1 Division of Applied Bioscience and Biotechnology, Institute of Environmentally-Friendly Agriculture (IEFA), College of Agriculture & Life Science, Chonnam National University, Gwangju 500-757, South Korea
2 Department of Animal Science, College of Agriculture & Life Science, Chonnam National University, Gwangju 500-757, South Korea
The potential use of Cinnamomum aromaticum and its active compound to control Meloidogyne incognita was investigated in vitro and in pot experiments. One compound, cinnamyl acetate, was isolated by thin layer chromatography and silica gel column chromatography, and identified by 1H-NMR, 13C-NMR and mass spectrometry. Juvenile movement and hatch inhibition by cinnamyl acetate was dependent on both the concentration and incubation time of the cinnamyl acetate. Treatment with 25, 50, 75, 100 and 125 μg ml−1 of cinnamyl acetate resulted in 33.7, 65.1, 81.1, 100 and 100% inhibition of movement of second-stage juveniles, respectively, at 50 min after incubation. The juvenile movement inhibition was <20% at the tested concentrations at 10 min after incubation. Cinnamyl acetate treatment resulted in 20.8, 39.4, 81.3 and 90.7% hatch inhibition at 25, 50, 100 and 200 μg ml−1, respectively, at 3 days after incubation and 21.6, 39.3, 73.2 and 88.7% hatch inhibition at 25, 50, 100 and 200 μg ml−1, respectively at 6 days after incubation. In pot tests, C. aromaticum crude extracts effectively inhibited infection of M. incognita on cucumber plants. Cinnamomum aromaticum crude extracts applied at 0.5 and 1.0 mg (g soil)−1 significantly reduced the numbers of galls caused by M. incognita. The activities of pathogenesis-related proteins as β-1,3-glucanase and peroxidase on leaves of plants treated with C. aromaticum crude extracts were significantly higher than those on leaves of control plants.

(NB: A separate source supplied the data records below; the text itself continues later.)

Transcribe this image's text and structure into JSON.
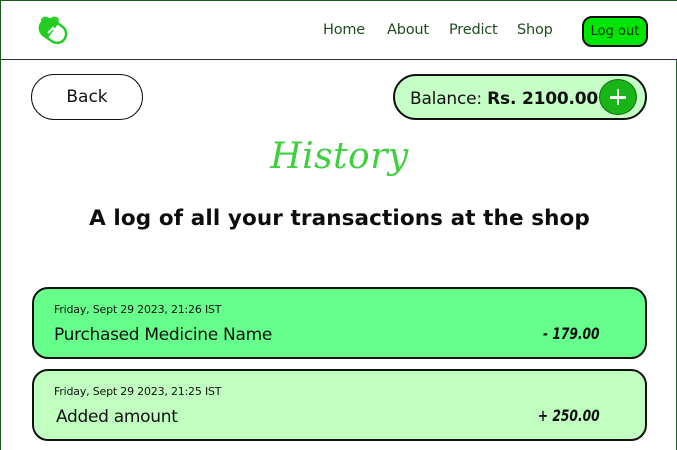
{
  "nav": {
    "links": [
      "Home",
      "About",
      "Predict",
      "Shop"
    ],
    "logout_label": "Log out"
  },
  "back_label": "Back",
  "balance": {
    "label": "Balance:",
    "amount": "Rs. 2100.00"
  },
  "history": {
    "title": "History",
    "subtitle": "A log of all your transactions at the shop"
  },
  "transactions": [
    {
      "date": "Friday, Sept 29 2023, 21:26 IST",
      "description": "Purchased Medicine Name",
      "amount": "- 179.00",
      "color": "#66ff8c"
    },
    {
      "date": "Friday, Sept 29 2023, 21:25 IST",
      "description": "Added amount",
      "amount": "+ 250.00",
      "color": "#c0ffc0"
    }
  ],
  "colors": {
    "accent": "#00e600",
    "title_green": "#3fcf3f",
    "balance_bg": "#c5ffc5",
    "add_button": "#18b418"
  },
  "icons": {
    "logo": "capsule-heart-logo",
    "add": "plus-icon"
  }
}
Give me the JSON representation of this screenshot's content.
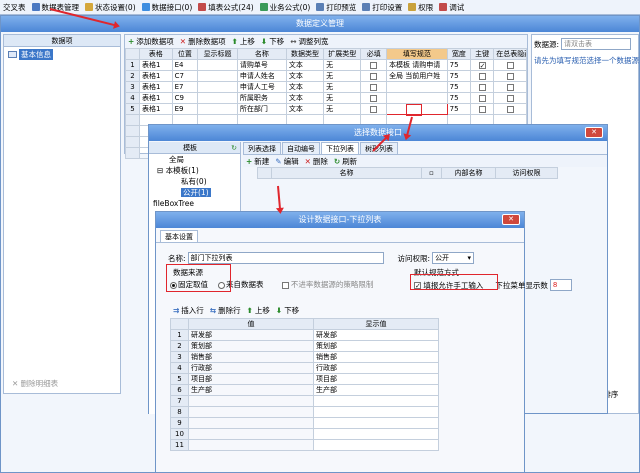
{
  "toolbar": [
    "交叉表",
    "数据表管理",
    "状态设置(0)",
    "数据接口(0)",
    "填表公式(24)",
    "业务公式(0)",
    "打印预览",
    "打印设置",
    "权限",
    "调试"
  ],
  "main": {
    "title": "数据定义管理",
    "left_header": "数据项",
    "tree_root": "基本信息",
    "left_footer": "删除明细表",
    "buttons": [
      "添加数据项",
      "删除数据项",
      "上移",
      "下移",
      "调整列宽"
    ],
    "columns": [
      "表格",
      "位置",
      "显示标题",
      "名称",
      "数据类型",
      "扩展类型",
      "必填",
      "填写规范",
      "宽度",
      "主键",
      "在总表隐藏"
    ],
    "rows": [
      {
        "n": "1",
        "t": "表格1",
        "p": "E4",
        "title": "",
        "name": "请购单号",
        "type": "文本",
        "ext": "无",
        "req": false,
        "spec": "本模板 请购申请",
        "w": "75",
        "pk": true,
        "hide": false
      },
      {
        "n": "2",
        "t": "表格1",
        "p": "C7",
        "title": "",
        "name": "申请人姓名",
        "type": "文本",
        "ext": "无",
        "req": false,
        "spec": "全局 当前用户姓",
        "w": "75",
        "pk": false,
        "hide": false
      },
      {
        "n": "3",
        "t": "表格1",
        "p": "E7",
        "title": "",
        "name": "申请人工号",
        "type": "文本",
        "ext": "无",
        "req": false,
        "spec": "",
        "w": "75",
        "pk": false,
        "hide": false
      },
      {
        "n": "4",
        "t": "表格1",
        "p": "C9",
        "title": "",
        "name": "所属职务",
        "type": "文本",
        "ext": "无",
        "req": false,
        "spec": "",
        "w": "75",
        "pk": false,
        "hide": false
      },
      {
        "n": "5",
        "t": "表格1",
        "p": "E9",
        "title": "",
        "name": "所在部门",
        "type": "文本",
        "ext": "无",
        "req": false,
        "spec": "",
        "w": "75",
        "pk": false,
        "hide": false
      }
    ],
    "right_label": "数据源:",
    "right_placeholder": "请双击表",
    "right_hint": "请先为填写规范选择一个数据源!",
    "right_stub": "(形形及排序"
  },
  "select": {
    "title": "选择数据接口",
    "left_header": "模板",
    "tree": [
      "全局",
      "本模板(1)",
      "私有(0)",
      "公开(1)",
      "fileBoxTree"
    ],
    "tabs": [
      "列表选择",
      "自动编号",
      "下拉列表",
      "树形列表"
    ],
    "buttons": [
      "新建",
      "编辑",
      "删除",
      "刷新"
    ],
    "columns": [
      "名称",
      "内部名称",
      "访问权限"
    ]
  },
  "dialog": {
    "title": "设计数据接口-下拉列表",
    "tab": "基本设置",
    "name_label": "名称:",
    "name_value": "部门下拉列表",
    "access_label": "访问权限:",
    "access_value": "公开",
    "source_label": "数据来源",
    "source_fixed": "固定取值",
    "source_table": "来自数据表",
    "no_limit": "不进率数据源的策略限制",
    "default_label": "默认规范方式",
    "allow_manual": "填报允许手工输入",
    "menu_count_label": "下拉菜单显示数",
    "menu_count": "8",
    "buttons": [
      "插入行",
      "删除行",
      "上移",
      "下移"
    ],
    "columns": [
      "值",
      "显示值"
    ],
    "rows": [
      [
        "1",
        "研发部",
        "研发部"
      ],
      [
        "2",
        "策划部",
        "策划部"
      ],
      [
        "3",
        "销售部",
        "销售部"
      ],
      [
        "4",
        "行政部",
        "行政部"
      ],
      [
        "5",
        "项目部",
        "项目部"
      ],
      [
        "6",
        "生产部",
        "生产部"
      ],
      [
        "7",
        "",
        ""
      ],
      [
        "8",
        "",
        ""
      ],
      [
        "9",
        "",
        ""
      ],
      [
        "10",
        "",
        ""
      ],
      [
        "11",
        "",
        ""
      ]
    ]
  },
  "colors": {
    "accent": "#e0262d",
    "title": "#4c86d6"
  }
}
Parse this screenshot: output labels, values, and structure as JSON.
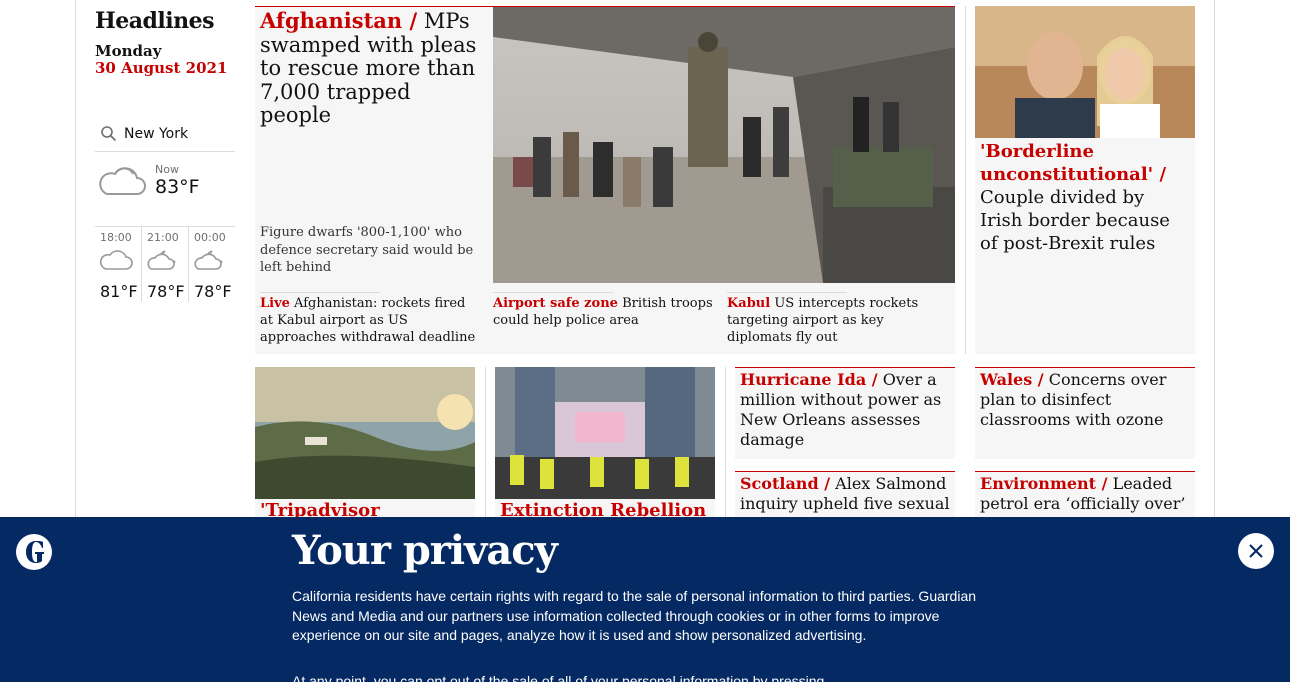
{
  "rail": {
    "title": "Headlines",
    "day": "Monday",
    "date": "30 August 2021"
  },
  "weather": {
    "location": "New York",
    "now_label": "Now",
    "now_temp": "83°F",
    "forecast": [
      {
        "time": "18:00",
        "temp": "81°F",
        "icon": "cloud-icon"
      },
      {
        "time": "21:00",
        "temp": "78°F",
        "icon": "moon-cloud-icon"
      },
      {
        "time": "00:00",
        "temp": "78°F",
        "icon": "moon-cloud-icon"
      }
    ]
  },
  "main_story": {
    "kicker": "Afghanistan /",
    "headline": "MPs swamped with pleas to rescue more than 7,000 trapped people",
    "standfirst": "Figure dwarfs '800-1,100' who defence secretary said would be left behind",
    "sub_links": [
      {
        "kicker": "Live",
        "text": "Afghanistan: rockets fired at Kabul airport as US approaches withdrawal deadline"
      },
      {
        "kicker": "Airport safe zone",
        "text": "British troops could help police area"
      },
      {
        "kicker": "Kabul",
        "text": "US intercepts rockets targeting airport as key diplomats fly out"
      }
    ]
  },
  "right_story": {
    "kicker": "'Borderline unconstitutional' /",
    "headline": "Couple divided by Irish border because of post-Brexit rules"
  },
  "row2": [
    {
      "kicker": "'Tripadvisor warriors'",
      "headline": ""
    },
    {
      "kicker": "Extinction Rebellion /",
      "headline": ""
    }
  ],
  "small_stories": [
    {
      "kicker": "Hurricane Ida /",
      "headline": "Over a million without power as New Orleans assesses damage"
    },
    {
      "kicker": "Wales /",
      "headline": "Concerns over plan to disinfect classrooms with ozone"
    },
    {
      "kicker": "Scotland /",
      "headline": "Alex Salmond inquiry upheld five sexual harassment complaints"
    },
    {
      "kicker": "Environment /",
      "headline": "Leaded petrol era ‘officially over’ as Algeria exhausts supply"
    }
  ],
  "privacy": {
    "title": "Your privacy",
    "text": "California residents have certain rights with regard to the sale of personal information to third parties. Guardian News and Media and our partners use information collected through cookies or in other forms to improve experience on our site and pages, analyze how it is used and show personalized advertising.",
    "text2": "At any point, you can opt out of the sale of all of your personal information by pressing",
    "close_label": "×"
  },
  "colors": {
    "accent": "#c70000",
    "banner": "#052962",
    "card": "#f6f6f6"
  }
}
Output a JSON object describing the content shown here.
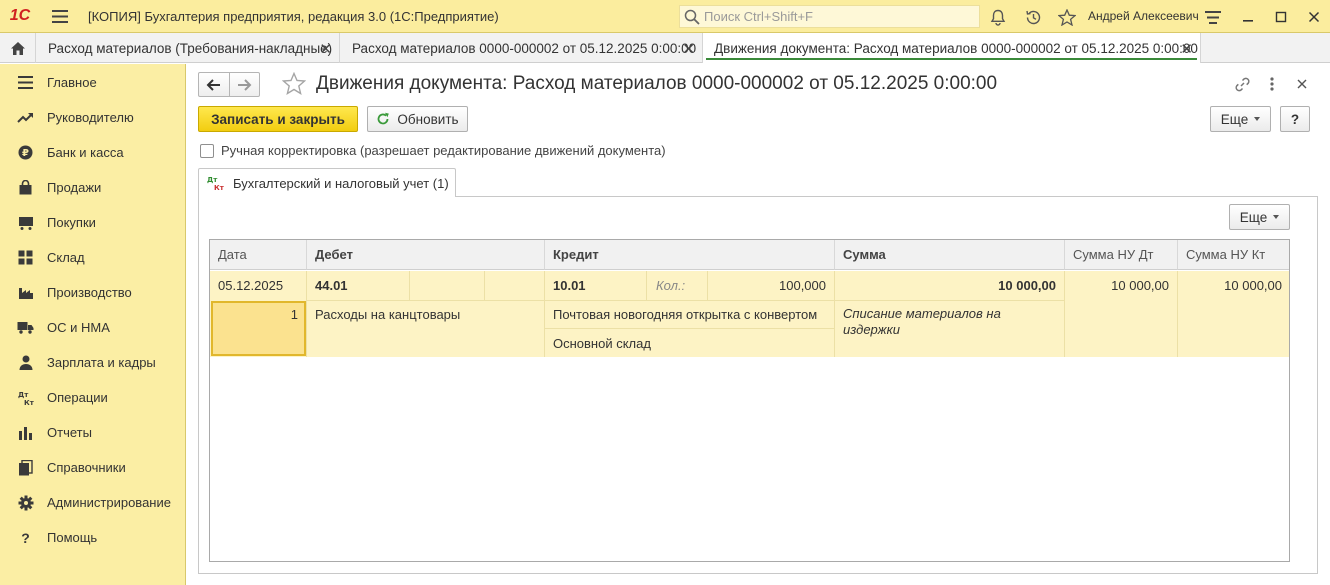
{
  "app": {
    "logo": "1С",
    "title": "[КОПИЯ] Бухгалтерия предприятия, редакция 3.0  (1С:Предприятие)",
    "search_placeholder": "Поиск Ctrl+Shift+F",
    "user": "Андрей Алексеевич"
  },
  "tabs": [
    {
      "label": "Расход материалов (Требования-накладные)",
      "active": false
    },
    {
      "label": "Расход материалов 0000-000002 от 05.12.2025 0:00:00",
      "active": false
    },
    {
      "label": "Движения документа: Расход материалов 0000-000002 от 05.12.2025 0:00:00",
      "active": true
    }
  ],
  "sidebar": {
    "items": [
      {
        "label": "Главное",
        "icon": "menu-lines-icon"
      },
      {
        "label": "Руководителю",
        "icon": "trend-icon"
      },
      {
        "label": "Банк и касса",
        "icon": "ruble-coin-icon"
      },
      {
        "label": "Продажи",
        "icon": "shopping-bag-icon"
      },
      {
        "label": "Покупки",
        "icon": "cart-icon"
      },
      {
        "label": "Склад",
        "icon": "warehouse-icon"
      },
      {
        "label": "Производство",
        "icon": "factory-icon"
      },
      {
        "label": "ОС и НМА",
        "icon": "truck-icon"
      },
      {
        "label": "Зарплата и кадры",
        "icon": "person-icon"
      },
      {
        "label": "Операции",
        "icon": "dt-kt-icon"
      },
      {
        "label": "Отчеты",
        "icon": "bar-chart-icon"
      },
      {
        "label": "Справочники",
        "icon": "books-icon"
      },
      {
        "label": "Администрирование",
        "icon": "gear-icon"
      },
      {
        "label": "Помощь",
        "icon": "question-icon"
      }
    ]
  },
  "form": {
    "title": "Движения документа: Расход материалов 0000-000002 от 05.12.2025 0:00:00",
    "save_close": "Записать и закрыть",
    "refresh": "Обновить",
    "more": "Еще",
    "help": "?",
    "manual_correction": "Ручная корректировка (разрешает редактирование движений документа)",
    "manual_correction_checked": false,
    "inner_tab": "Бухгалтерский и налоговый учет (1)",
    "inner_tab_icon_top": "Дт",
    "inner_tab_icon_bottom": "Кт",
    "table_more": "Еще"
  },
  "table": {
    "headers": {
      "date": "Дата",
      "debit": "Дебет",
      "credit": "Кредит",
      "sum": "Сумма",
      "sum_nu_dt": "Сумма НУ Дт",
      "sum_nu_kt": "Сумма НУ Кт"
    },
    "row": {
      "date": "05.12.2025",
      "number": "1",
      "debit_account": "44.01",
      "debit_subconto1": "Расходы на канцтовары",
      "credit_account": "10.01",
      "credit_qty_label": "Кол.:",
      "credit_qty": "100,000",
      "credit_subconto1": "Почтовая новогодняя открытка с конвертом",
      "credit_subconto2": "Основной склад",
      "sum": "10 000,00",
      "content": "Списание материалов на издержки",
      "sum_nu_dt": "10 000,00",
      "sum_nu_kt": "10 000,00"
    }
  }
}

Comparative bioactivity of selected extracts from Meliaceae and some commercial botanical insecticides against two noctuid caterpillars, Trichoplusiani and Pseudaletia unipuncta.
o-Benzenedesulfonimide as a soft, efficient, and recyclable catalyst for the acylation of alcohols, phenols, and thiols under solvent-free condition: advantages and limitations.
Nematode extraction and bioassays. In:
An advanced treatise on Meloidogyne, Volume II, Methodology.
Raleigh, NC, USA, Department of Plant Pathology, North Carolina State University Press, pp.
Evaluation of natural chemical compounds against root-lesion and root-knot nematodes and side-effects on the infectivity of arbuscular mycorrhizal fungi.
European Journal of Plant Pathology107,
Superoxide dismutase, catalase and peroxidase activities do not confer protection against oxidative damage in salt-stressed cowpea leaves.
Nematicidal activity of medicinal plant extracts and two cinnamates isolated from Kaempferia galanga L. (Proh Hom) against the pine wood nematode, Bursaphelenchus xylophilus.
Differential accumulation of β-1,3-Glucanase and chitinase isoforms in pepper stems infected by compatible and incompatible isolates of Phytophthora capsici.
Physiological and Molecular Plant Pathology45,
Nematicidal activity of compounds extracted from medicinal plants against the pine wood nematode Bursaphelenchus xylophilus.
Changes in antioxidative enzymes in cucumber plants with regard to biological control of root-knot nematode, Meloidogyne incognita with Cinnamomum cassia crude extracts.
Journal of Korean Society for Applied Biological Chemistry54,
Inhibition of fungal growth on bread by volatile components from spices and herbs, and the possible application in active packaging, with special emphasis on mustard essential oil.
International Journal of Food Microbiology60,
Nematicidal activity of plant essential oils and components from garlic (Allium sativum) and cinnamon (Cinnamomum verum) oils against the pine wood nematode, Bursaphelenchus xylophilus.
Rhizobacterial induction of systemic resistance in tomato plants: non-specific protection and increase in enzyme activities.
Production and application of phytochemicals from an agricultural perspective. In:
van BeekT.A.BretelerH. (Eds).
Phytochemistry and agriculture,
Oxford, UK, Clarendon Press, pp.
Agricultural soil fumigation as a source of atmospheric methyl bromide.
Proceedings of the National Academy of Sciences of the United States of America90,
Induction and accumulation of PR proteins activity during early stages of root colonization by the mycoparasite Trichoderma harzianum strain T-203.
Plant Physiology and Biochemistry38,
Velvetbean (Mucuna pruriens) extracts: impact on Meloidogyne incognita survival and on Lycopersicon esculentum and Lactuca sativa germination and growth.
Pest Management Science62,